As time ticks toward faceoff, I tend to get more and more hyped up. At the Blaze they have a routine where they play the same songs in the buildup each week-I can usually be found playing air guitar to “Hysteria” by Muse just as a way to calm myself down a bit…which has got a few odd looks in the past.
A few words with Pete on how he’s set up this week-if there are any tech issues like the replay button (a button which switches the broadcast to the feed on 12 second delay so we can get replays of goals etc) not working he’ll let me know at this point. We’ve already planned who’ll do the intro, so as the away team hits the ice, on go the headphones, up goes the mic sound fader on the mixer, and away we go.
Actually calling a game is something that comes fairly easily to me…I’m trying to watch the whole ice and all ten players rather than just the puck, although the biscuit of course has the majority of my attention, my eyes are flicking back and forth watching the other players, trying to anticipate the play. I’m also watching for penalty calls or, if I miss them, trying to listen to the announcements while continuing to talk. I don’t notice anyone around me so when someone wants to get by (and it’s busy up there-you get people coming in and out on the media gallery all game-no private booths for us) I usually need a gentle nudge in the back to get me to move. Calling a game solo is simple-you just have to know when to talk and when not to, and react to the events on ice, describing them in the best way you can.
Calling a game as a duo is a lot trickier as then you have two things to react to-the game and your partner. I try to either leave a long pause or actively mention the other guy to give them their talk-time to-something like “Puck goes into the corner, cleared away by Domish…he’s definitely been one of the Blaze stars tonight, Aaron”. However, when you’ve got a partnership going, that kind of thing happens naturally. You can see it happening on any commentary you listen to.
I’m also keeping an eye on Twitter and responding to any messages that come in from those watching-fan interaction is a big part of the appeal of Blaze TV, we’re told.
Period breaks are a chance to take a brief break from the concentration, but even then I’m still thinking about how I’ll introduce the next period, what the possible storylines are, and where the game could go.
At the end of the game, though, my work isn’t done. After finishing up and summarising, it’s then time to race down to the media room and work the camera for the post-game interviews, sometimes joined by fans who’ve purchased the “Ultimate Fan Package” which lets them behind the scenes. Stuart Coles does them, and does them well.
After that, it’s time to pack the backdrop down, tidy up the room, and put it away. Then to the bar for a quiet drink (by now it’s around 8:45pm, 45 minutes or so after the game has finished, normally) and home, ready to do it all again the next game.

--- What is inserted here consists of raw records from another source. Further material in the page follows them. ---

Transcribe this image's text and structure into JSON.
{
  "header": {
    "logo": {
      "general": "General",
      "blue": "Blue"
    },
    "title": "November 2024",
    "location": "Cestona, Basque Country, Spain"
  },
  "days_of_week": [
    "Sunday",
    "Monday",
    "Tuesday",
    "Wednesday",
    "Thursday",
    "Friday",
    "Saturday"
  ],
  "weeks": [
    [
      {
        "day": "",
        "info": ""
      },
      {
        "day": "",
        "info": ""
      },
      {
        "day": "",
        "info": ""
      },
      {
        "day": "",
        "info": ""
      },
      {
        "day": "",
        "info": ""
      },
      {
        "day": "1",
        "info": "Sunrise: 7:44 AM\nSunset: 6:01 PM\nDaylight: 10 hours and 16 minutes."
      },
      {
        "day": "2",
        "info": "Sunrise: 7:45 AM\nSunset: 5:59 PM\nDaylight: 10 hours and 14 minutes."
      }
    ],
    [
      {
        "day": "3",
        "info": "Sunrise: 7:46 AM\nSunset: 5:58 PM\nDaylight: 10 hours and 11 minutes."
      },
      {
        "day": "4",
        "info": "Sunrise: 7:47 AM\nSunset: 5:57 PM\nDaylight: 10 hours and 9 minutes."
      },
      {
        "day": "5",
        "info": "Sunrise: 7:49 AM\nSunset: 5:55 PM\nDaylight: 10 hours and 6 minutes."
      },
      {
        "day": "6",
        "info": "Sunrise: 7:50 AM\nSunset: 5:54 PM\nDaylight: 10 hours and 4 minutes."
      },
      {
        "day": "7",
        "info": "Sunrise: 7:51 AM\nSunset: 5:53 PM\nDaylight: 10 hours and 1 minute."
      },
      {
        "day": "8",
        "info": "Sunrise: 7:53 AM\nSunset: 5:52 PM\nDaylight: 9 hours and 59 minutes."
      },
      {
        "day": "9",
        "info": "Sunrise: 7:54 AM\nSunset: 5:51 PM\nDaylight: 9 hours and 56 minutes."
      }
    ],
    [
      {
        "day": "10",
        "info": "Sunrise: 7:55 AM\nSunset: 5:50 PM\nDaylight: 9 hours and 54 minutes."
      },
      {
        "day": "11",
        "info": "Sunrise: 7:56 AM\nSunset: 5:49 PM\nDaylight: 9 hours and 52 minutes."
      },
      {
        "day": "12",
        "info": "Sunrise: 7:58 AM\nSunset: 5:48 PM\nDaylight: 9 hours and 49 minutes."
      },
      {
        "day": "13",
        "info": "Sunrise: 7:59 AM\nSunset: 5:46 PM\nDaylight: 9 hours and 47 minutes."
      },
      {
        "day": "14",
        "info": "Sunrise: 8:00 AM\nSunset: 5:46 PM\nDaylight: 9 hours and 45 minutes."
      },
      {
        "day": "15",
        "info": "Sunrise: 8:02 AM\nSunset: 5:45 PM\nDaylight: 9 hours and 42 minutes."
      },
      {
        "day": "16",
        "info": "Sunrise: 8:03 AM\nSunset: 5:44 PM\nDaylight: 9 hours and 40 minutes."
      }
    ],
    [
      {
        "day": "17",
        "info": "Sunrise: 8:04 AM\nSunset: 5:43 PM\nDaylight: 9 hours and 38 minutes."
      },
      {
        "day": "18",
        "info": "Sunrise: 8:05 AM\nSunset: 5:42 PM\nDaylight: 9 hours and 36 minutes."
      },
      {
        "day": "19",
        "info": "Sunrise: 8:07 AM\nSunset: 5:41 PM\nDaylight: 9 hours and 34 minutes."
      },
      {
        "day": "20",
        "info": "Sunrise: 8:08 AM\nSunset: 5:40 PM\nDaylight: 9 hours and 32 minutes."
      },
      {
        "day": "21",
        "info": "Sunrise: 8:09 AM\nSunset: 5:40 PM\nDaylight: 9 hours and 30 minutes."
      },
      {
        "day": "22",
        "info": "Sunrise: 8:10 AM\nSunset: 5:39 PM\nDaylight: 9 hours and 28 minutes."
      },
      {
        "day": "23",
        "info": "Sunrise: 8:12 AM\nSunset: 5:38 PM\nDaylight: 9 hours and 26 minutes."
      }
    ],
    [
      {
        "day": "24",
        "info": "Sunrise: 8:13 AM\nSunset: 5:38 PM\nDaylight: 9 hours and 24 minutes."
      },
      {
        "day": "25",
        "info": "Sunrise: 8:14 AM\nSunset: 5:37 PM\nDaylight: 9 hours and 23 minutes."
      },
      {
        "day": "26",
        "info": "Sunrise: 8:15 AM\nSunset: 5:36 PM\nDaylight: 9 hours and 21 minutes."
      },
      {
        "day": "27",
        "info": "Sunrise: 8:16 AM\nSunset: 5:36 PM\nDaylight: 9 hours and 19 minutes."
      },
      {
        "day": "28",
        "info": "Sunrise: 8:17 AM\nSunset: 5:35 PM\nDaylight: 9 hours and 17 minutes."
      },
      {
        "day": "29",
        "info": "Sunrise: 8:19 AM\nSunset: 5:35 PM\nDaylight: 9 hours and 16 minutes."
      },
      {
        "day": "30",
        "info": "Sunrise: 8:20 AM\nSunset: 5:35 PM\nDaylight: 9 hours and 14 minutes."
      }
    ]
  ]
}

It’s unpaid, it’s challenging, and it’s sometimes tiring (particularly when the game is slow or there’s little to comment on) but it’s just as much fun as I imagine calling an NHL game on a national TV network would be, just on a much, much smaller scale.
And it’s what I do at least once, (and often twice or three times since I also do PBP for the Blaze’s minor-league feeder team) a week from September to April.
It’s well worth it.